I purchased the boat in the late summer of 2015. But being so late in the sailing season and from work commitments I could only sail the boat to Hamilton from Picton from where she was purchased. The sail was difficult because of very bad weather and complicated by fuel that was grossly contaminated by sludge.
Through the exuberant boat motion the years of quietly settled bio-contaminants were blendered into what was surely now the pea soup thickened diesel fuel. All was good while sailing as the confused seas agitated fuel and kept the offending contamination in suspension but almost as soon as the boat entered the shelter of a Marina the precipitate would clog the fuel intake line choking the engine of its life’s blood. Consequently the engine would quickly sputter to a stop leaving the boat to drift quickly under high winds towards all too close docks or brake walls. Fortunately being so late in the season there were very few other boats to be found or to collide with. The only means to keep from hitting something was to drop the anchor and try to hold the boat where she was.
Quickly, as I was unsure how long the anchor would hold with such short scope, I would clear the sediment from the fuel line, and get the engine running for another few seconds to make some headway towards a dock. Sometimes this anchor, clear lines, running the engine routine would be repeated 3 or 4 times before a barely controlled docking could occur and relief for the days trials be found.
The weather was quite sever for Lake Ontario. The night before I was sailing towards Scarborough to make Bluffer’s Park Marina for the night the winds had managed to blow one of the Bluffer’s docks, laden with boats off it’s moorings and towards other docks. If it wasn’t for the quick thinking of a power boat, who’s skipper was aboard, many boats would have sustained a great deal of damage. This skipper fired up his boat while tied to the now drifting dock and managed to keep his boat and the dock full of boats off the rest of the docks until help could tie off the free floating dock somewhere away from others.
After 4 days sailing I finally entered Harbour West Marina in Hamilton. Shortly after the boat was put on the hard for winter storage and I resumed my work in remote Northern Ontario. Sailing season seemed such a long time coming as I longed for the spring so I could begin fixing up the new boat. The first order of business was a new Engine.

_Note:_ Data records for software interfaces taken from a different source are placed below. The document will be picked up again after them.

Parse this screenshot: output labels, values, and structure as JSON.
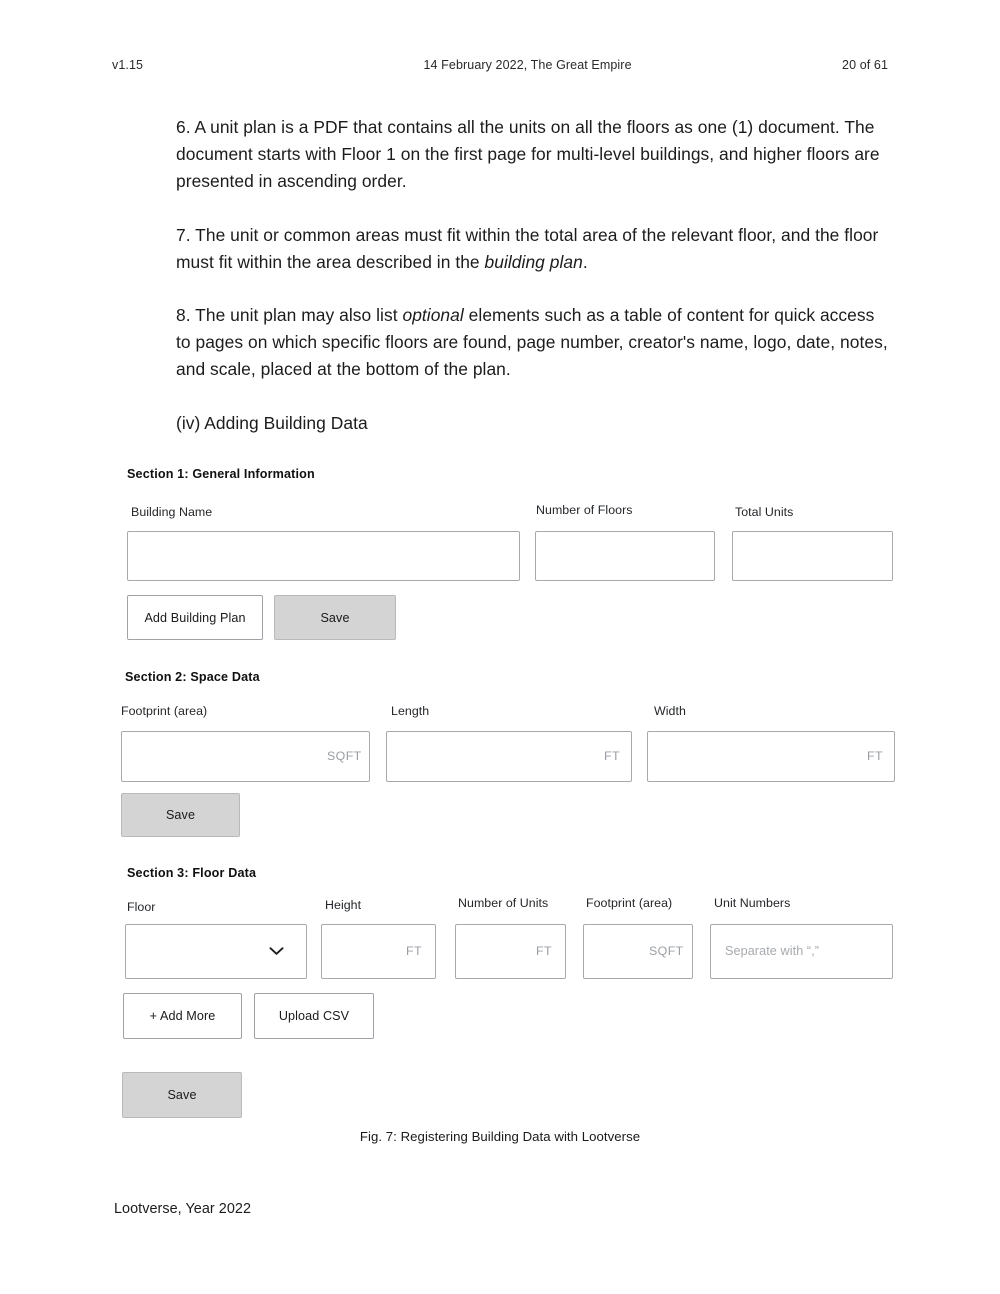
{
  "header": {
    "version": "v1.15",
    "center": "14 February 2022, The Great Empire",
    "page_indicator": "20 of 61"
  },
  "body": {
    "paragraph_6": "6. A unit plan is a PDF that contains all the units on all the floors as one (1) document. The document starts with Floor 1 on the first page for multi-level buildings, and higher floors are presented in ascending order.",
    "paragraph_7_part1": "7. The unit or common areas must fit within the total area of the relevant floor, and the floor must fit within the area described in the ",
    "paragraph_7_italic": "building plan",
    "paragraph_7_part2": ".",
    "paragraph_8_part1": "8. The unit plan may also list ",
    "paragraph_8_italic": "optional",
    "paragraph_8_part2": " elements such as a table of content for quick access to pages on which specific floors are found, page number, creator's name, logo, date, notes, and scale, placed at the bottom of the plan.",
    "sub_heading": "(iv) Adding Building Data"
  },
  "figure": {
    "caption": "Fig. 7: Registering Building Data with Lootverse",
    "section1": {
      "title": "Section 1: General Information",
      "fields": [
        {
          "label": "Building Name",
          "value": "",
          "placeholder": "",
          "suffix": ""
        },
        {
          "label": "Number of Floors",
          "value": "",
          "placeholder": "",
          "suffix": ""
        },
        {
          "label": "Total Units",
          "value": "",
          "placeholder": "",
          "suffix": ""
        }
      ],
      "buttons": [
        {
          "label": "Add Building Plan",
          "style": "outline"
        },
        {
          "label": "Save",
          "style": "filled"
        }
      ]
    },
    "section2": {
      "title": "Section 2: Space Data",
      "fields": [
        {
          "label": "Footprint (area)",
          "value": "",
          "placeholder": "",
          "suffix": "SQFT"
        },
        {
          "label": "Length",
          "value": "",
          "placeholder": "",
          "suffix": "FT"
        },
        {
          "label": "Width",
          "value": "",
          "placeholder": "",
          "suffix": "FT"
        }
      ],
      "buttons": [
        {
          "label": "Save",
          "style": "filled"
        }
      ]
    },
    "section3": {
      "title": "Section 3: Floor Data",
      "fields": [
        {
          "label": "Floor",
          "value": "",
          "placeholder": "",
          "suffix": "",
          "control": "select",
          "icon": "chevron-down-icon"
        },
        {
          "label": "Height",
          "value": "",
          "placeholder": "",
          "suffix": "FT"
        },
        {
          "label": "Number of Units",
          "value": "",
          "placeholder": "",
          "suffix": "FT"
        },
        {
          "label": "Footprint (area)",
          "value": "",
          "placeholder": "",
          "suffix": "SQFT"
        },
        {
          "label": "Unit Numbers",
          "value": "",
          "placeholder": "Separate with “,”",
          "suffix": ""
        }
      ],
      "buttons": [
        {
          "label": "+ Add More",
          "style": "outline"
        },
        {
          "label": "Upload CSV",
          "style": "outline"
        },
        {
          "label": "Save",
          "style": "filled"
        }
      ]
    }
  },
  "footer": {
    "text": "Lootverse, Year 2022"
  },
  "colors": {
    "page_background": "#ffffff",
    "text": "#1c1c1c",
    "field_border": "#a7a9ac",
    "placeholder": "#a6aaae",
    "button_filled": "#d4d4d4",
    "button_filled_border": "#b9b9b9",
    "button_outline_border": "#9fa2a6"
  }
}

During the Toronto boat show I ordered a spanking brand new Beta 43. A Beta is a marinized Kubota diesel engine. The engine is a beauty and it sure looks good but sadly it was installed into a disaster of a boat. Turns out the Marine surveyor that I hoped to provide me with an assessment of the boat either was completely incompetent to survey a steel hulled boat or he just didn’t care to do his job. It appeared the only thing keeping me afloat sailing to Hamilton was PAINT.
Yep, you heard right, a few layers of PAINT
The first indication of trouble for a steel hulled boat is a tell tail redish looking stain to the exterior paint. When the paint is sanded down it reveals the extent of the problem. Sadly it was rusted straight through in a place or two or so thin I was able to easily poke a screw driver trough . There were more than a few expletives loudly pronounced as you might imagine.
All this the surveyor failed to find. The following is page of the survey concerning hull integrity…….Notice that minor degradation of the steel is indicated……… WT#F
Sadly I have spent too much on the boat not to continue, not to fix it. I am committed now. I must fix the hull before I can turn to the known deficiencies that needed addressing. Over the remaining summer I with help from my father and a professional welder, Barry, a friend of my sister, we managed to cut out the rusted parts and exterior weld new steel into place. I was once again able to call it a boat and not a reef. The worst part of the hull repair meant that much of the interior had to be removed and destroyed in the process just to get at the hull. The interior has proven, a great challenge as I am certainly no carpenter. 😛
It is now April 2017, it will be 2 years this August when the boat was purchased. Much had been done and much has yet to do. Unfortunately the over run cost and time of the hull repairs has prevented me from doing everything I would like to in order to prepare for my grand adventure.
Here is the interior now………. So I am getting there… Slowly.
Many days are disheartening as the amount of work is extremely daunting. I don’t always know what to start first. In fact there are many projects on going.
Stay tuned for…..
• New plumbing fresh water and black water
• Complete electrical over haul with new Furuno electronics
• New auto helm from Furuno
• New sails from North Sails
• New running rigging
• New build of hard dodger
• New build of hard bimini
• Reconstruction of galley
• Repair of rotten deck at anchor windlass
• New Muir anchor windlass
• New hull above and bellow waterline and deck paint
I am sure there is more…. just slipped my mind….no actually too much to remember 😛
Cheers and happy sailing
Herb skipper of the S/V Sea Gypsea